**PROMPT**
Copy every line of the data in which the word "Project" occurs.
*** Begin section ***
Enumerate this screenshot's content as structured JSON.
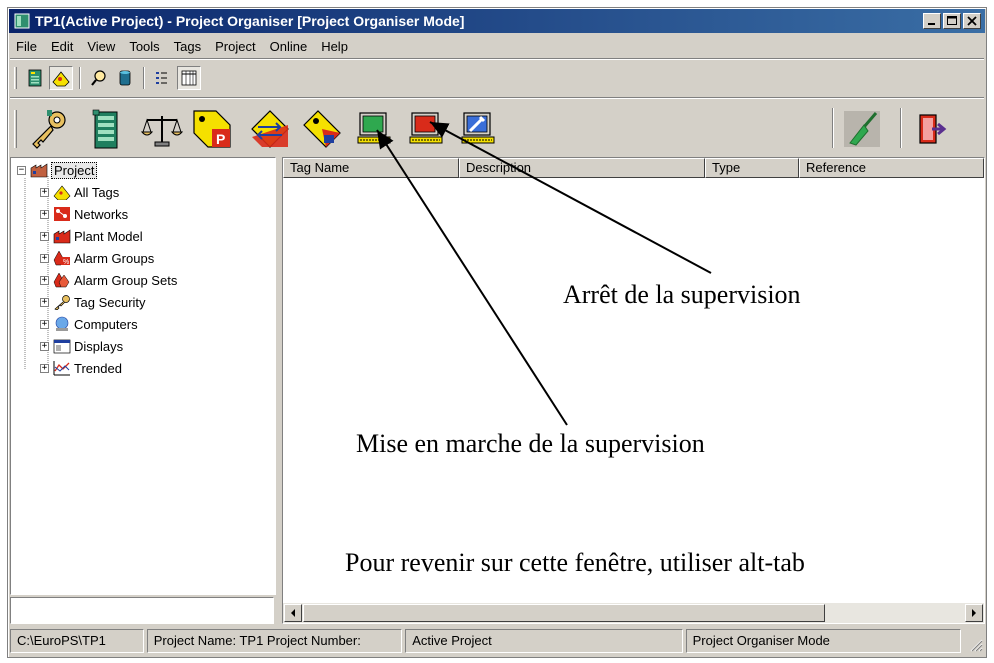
{
  "window": {
    "title": "TP1(Active Project) - Project Organiser [Project Organiser Mode]"
  },
  "menu": [
    {
      "label": "File"
    },
    {
      "label": "Edit"
    },
    {
      "label": "View"
    },
    {
      "label": "Tools"
    },
    {
      "label": "Tags"
    },
    {
      "label": "Project"
    },
    {
      "label": "Online"
    },
    {
      "label": "Help"
    }
  ],
  "tree": {
    "root": "Project",
    "items": [
      {
        "label": "All Tags",
        "icon": "all-tags-icon"
      },
      {
        "label": "Networks",
        "icon": "networks-icon"
      },
      {
        "label": "Plant Model",
        "icon": "plant-model-icon"
      },
      {
        "label": "Alarm Groups",
        "icon": "alarm-groups-icon"
      },
      {
        "label": "Alarm Group Sets",
        "icon": "alarm-group-sets-icon"
      },
      {
        "label": "Tag Security",
        "icon": "key-icon"
      },
      {
        "label": "Computers",
        "icon": "computers-icon"
      },
      {
        "label": "Displays",
        "icon": "displays-icon"
      },
      {
        "label": "Trended",
        "icon": "trend-icon"
      }
    ]
  },
  "list": {
    "columns": [
      "Tag Name",
      "Description",
      "Type",
      "Reference"
    ]
  },
  "status": {
    "path": "C:\\EuroPS\\TP1",
    "project": "Project Name: TP1 Project  Number:",
    "state": "Active Project",
    "mode": "Project Organiser Mode"
  },
  "annotations": {
    "stop": "Arrêt de la supervision",
    "start": "Mise en marche de la supervision",
    "alt_tab": "Pour revenir sur cette fenêtre, utiliser alt-tab"
  },
  "colors": {
    "titlebar": "#0a246a",
    "face": "#d4d0c8",
    "green_monitor": "#2fa84f",
    "red_monitor": "#d92b1a",
    "yellow": "#f5e000"
  }
}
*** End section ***
**ANSWER FOR THIS EXERCISE**
    "title": "TP1(Active Project) - Project Organiser [Project Organiser Mode]"
      "label": "Project"
    "root": "Project",
    "project": "Project Name: TP1 Project  Number:",
    "state": "Active Project",
    "mode": "Project Organiser Mode"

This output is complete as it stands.